The Orioles had to beat Linton. It was a matter of honor. He kept them out of first place last year with an outstanding eight-inning performance that still accounts for his only major-league victory. He was called up Friday from Triple-A Syracuse, where he was winless in two starts against the Orioles' Triple-A Rochester Red Wings.
Linton might be savoring his second major-league victory if Sutcliffe had not slipped the noose after walking three in the third inning. The Orioles starter had given up a leadoff home run to Devon White in the first and gotten away with a leadoff double by John Olerud in the second. But it looked like he was not going to be so fortunate after he walked Paul Molitor to load the bases for Joe Carter in the third.
One big swing and the game would have been different. One big swing and maybe the Orioles would have slipped into their shell and waited for another day to try and get back on the right track. Even a sacrifice fly would have made life more difficult for the Orioles, but Sutcliffe ad-libbed a sidearm fastball that Carter pulled to shortstop for a routine double play.
"I knew that Frohwirth has had success down and in on him," Sutcliffe said, "so I tried to do the same thing. The first time up, I kind of played around with it a little bit. The second time, I threw him a sidearm fastball."
Carter, who homered in each of the first two games of the series, said he had been caught off-guard, even claiming that that Sutcliffe was "inventing" pitches as he went along. Whatever Sutcliffe was doing, he probably will want to keep doing it, because he got Carter to make a weak out three straight times.
Sutcliffe did not have that kind of success against White, who homered, walked and singled in three trips. He also gave up a two-run home run to catcher Randy Knorr, which persuaded Oates to go to the bullpen in the seventh inning.
"Mechanically, I'm still struggling a little bit with my location," said Sutcliffe, who also has been battling the flu. "It's not that I'm getting beat on, I'm just getting behind like I did with Knorr."
Oates brought on Frohwirth at that point, both because Sutcliffe seemed vulnerable and because he wanted to get Frohwirth back to the mound as soon as possible after the unpleasant finish the night before. But Frohwirth said that his psyche was not injured by the bloop single that beat him on Friday.

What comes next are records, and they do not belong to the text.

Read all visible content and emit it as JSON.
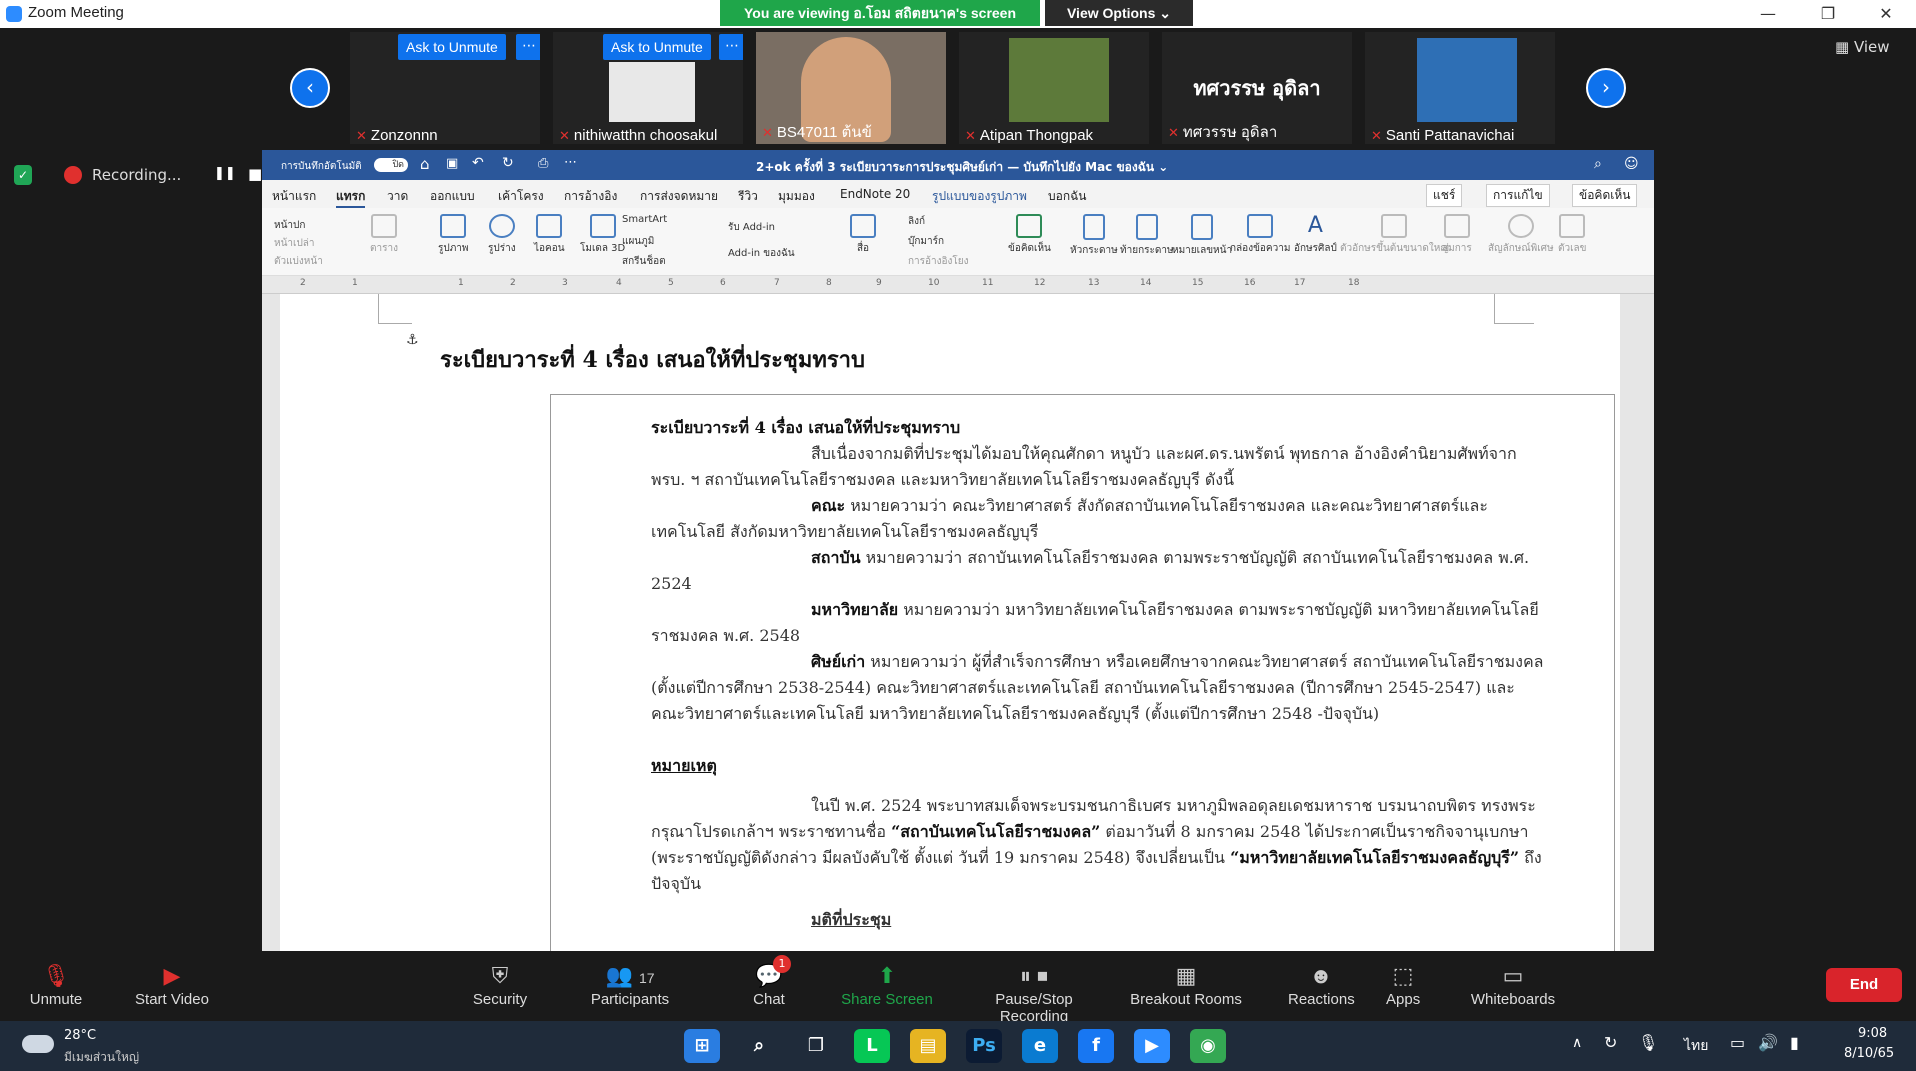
{
  "window": {
    "title": "Zoom Meeting",
    "minimize": "—",
    "restore": "❐",
    "close": "✕"
  },
  "share": {
    "banner": "You are viewing อ.โอม สถิตยนาค's screen",
    "view_options": "View Options ⌄"
  },
  "participants": [
    {
      "name": "Zonzonnn",
      "ask": "Ask to Unmute",
      "more": "⋯"
    },
    {
      "name": "nithiwatthn choosakul",
      "ask": "Ask to Unmute",
      "more": "⋯"
    },
    {
      "name": "BS47011 ต้นข้"
    },
    {
      "name": "Atipan Thongpak"
    },
    {
      "name": "ทศวรรษ อุดิลา",
      "big": "ทศวรรษ อุดิลา"
    },
    {
      "name": "Santi Pattanavichai"
    }
  ],
  "view_button": "View",
  "recording": {
    "label": "Recording...",
    "pause": "❚❚",
    "stop": "■"
  },
  "word": {
    "autosave": "การบันทึกอัตโนมัติ",
    "toggle": "ปิด",
    "doc_title": "2+ok ครั้งที่ 3  ระเบียบวาระการประชุมศิษย์เก่า — บันทึกไปยัง Mac ของฉัน ⌄",
    "menu": [
      "หน้าแรก",
      "แทรก",
      "วาด",
      "ออกแบบ",
      "เค้าโครง",
      "การอ้างอิง",
      "การส่งจดหมาย",
      "รีวิว",
      "มุมมอง",
      "EndNote 20",
      "รูปแบบของรูปภาพ",
      "บอกฉัน"
    ],
    "share_btn": "แชร์",
    "edit_btn": "การแก้ไข",
    "comment_btn": "ข้อคิดเห็น",
    "ribbon": [
      "หน้าปก",
      "หน้าเปล่า",
      "ตัวแบ่งหน้า",
      "ตาราง",
      "รูปภาพ",
      "รูปร่าง",
      "ไอคอน",
      "โมเดล 3D",
      "SmartArt",
      "แผนภูมิ",
      "สกรีนช็อต",
      "รับ Add-in",
      "Add-in ของฉัน",
      "สื่อ",
      "ลิงก์",
      "บุ๊กมาร์ก",
      "การอ้างอิงโยง",
      "ข้อคิดเห็น",
      "หัวกระดาษ",
      "ท้ายกระดาษ",
      "หมายเลขหน้า",
      "กล่องข้อความ",
      "อักษรศิลป์",
      "ตัวอักษรขึ้นต้นขนาดใหญ่",
      "สมการ",
      "สัญลักษณ์พิเศษ",
      "ตัวเลข"
    ],
    "ruler": [
      "2",
      "1",
      "1",
      "2",
      "3",
      "4",
      "5",
      "6",
      "7",
      "8",
      "9",
      "10",
      "11",
      "12",
      "13",
      "14",
      "15",
      "16",
      "17",
      "18"
    ],
    "page_heading": "ระเบียบวาระที่  4  เรื่อง   เสนอให้ที่ประชุมทราบ",
    "tb_heading": "ระเบียบวาระที่  4  เรื่อง เสนอให้ที่ประชุมทราบ",
    "p1": "สืบเนื่องจากมติที่ประชุมได้มอบให้คุณศักดา หนูบัว และผศ.ดร.นพรัตน์ พุทธกาล อ้างอิงคำนิยามศัพท์จากพรบ. ฯ สถาบันเทคโนโลยีราชมงคล และมหาวิทยาลัยเทคโนโลยีราชมงคลธัญบุรี ดังนี้",
    "p2_term": "คณะ",
    "p2": " หมายความว่า คณะวิทยาศาสตร์ สังกัดสถาบันเทคโนโลยีราชมงคล และคณะวิทยาศาสตร์และเทคโนโลยี สังกัดมหาวิทยาลัยเทคโนโลยีราชมงคลธัญบุรี",
    "p3_term": "สถาบัน",
    "p3": " หมายความว่า สถาบันเทคโนโลยีราชมงคล ตามพระราชบัญญัติ สถาบันเทคโนโลยีราชมงคล พ.ศ. 2524",
    "p4_term": "มหาวิทยาลัย",
    "p4": " หมายความว่า มหาวิทยาลัยเทคโนโลยีราชมงคล ตามพระราชบัญญัติ มหาวิทยาลัยเทคโนโลยีราชมงคล พ.ศ. 2548",
    "p5_term": "ศิษย์เก่า",
    "p5": " หมายความว่า ผู้ที่สำเร็จการศึกษา หรือเคยศึกษาจากคณะวิทยาศาสตร์ สถาบันเทคโนโลยีราชมงคล (ตั้งแต่ปีการศึกษา 2538-2544) คณะวิทยาศาสตร์และเทคโนโลยี สถาบันเทคโนโลยีราชมงคล (ปีการศึกษา 2545-2547) และคณะวิทยาศาตร์และเทคโนโลยี มหาวิทยาลัยเทคโนโลยีราชมงคลธัญบุรี (ตั้งแต่ปีการศึกษา 2548 -ปัจจุบัน)",
    "note": "หมายเหตุ",
    "p6a": "ในปี พ.ศ. 2524 พระบาทสมเด็จพระบรมชนกาธิเบศร มหาภูมิพลอดุลยเดชมหาราช บรมนาถบพิตร ทรงพระกรุณาโปรดเกล้าฯ พระราชทานชื่อ ",
    "p6b": "“สถาบันเทคโนโลยีราชมงคล”",
    "p6c": " ต่อมาวันที่ 8 มกราคม 2548 ได้ประกาศเป็นราชกิจจานุเบกษา (พระราชบัญญัติดังกล่าว มีผลบังคับใช้ ตั้งแต่ วันที่ 19 มกราคม 2548) จึงเปลี่ยนเป็น ",
    "p6d": "“มหาวิทยาลัยเทคโนโลยีราชมงคลธัญบุรี”",
    "p6e": " ถึงปัจจุบัน",
    "cut": "มติที่ประชุม"
  },
  "toolbar": {
    "unmute": "Unmute",
    "start_video": "Start Video",
    "security": "Security",
    "participants": "Participants",
    "participants_count": "17",
    "chat": "Chat",
    "chat_badge": "1",
    "share_screen": "Share Screen",
    "recording": "Pause/Stop Recording",
    "breakout": "Breakout Rooms",
    "reactions": "Reactions",
    "apps": "Apps",
    "whiteboards": "Whiteboards",
    "end": "End"
  },
  "taskbar": {
    "temp": "28°C",
    "weather": "มีเมฆส่วนใหญ่",
    "lang": "ไทย",
    "time": "9:08",
    "date": "8/10/65"
  }
}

"I don't know if I'm different than anybody else," he said, "but I grade myself by how I throw the ball. I don't grade myself on losses and bloop hits. If I throw the ball well, I feel all right, and I thought I threw the ball well yesterday."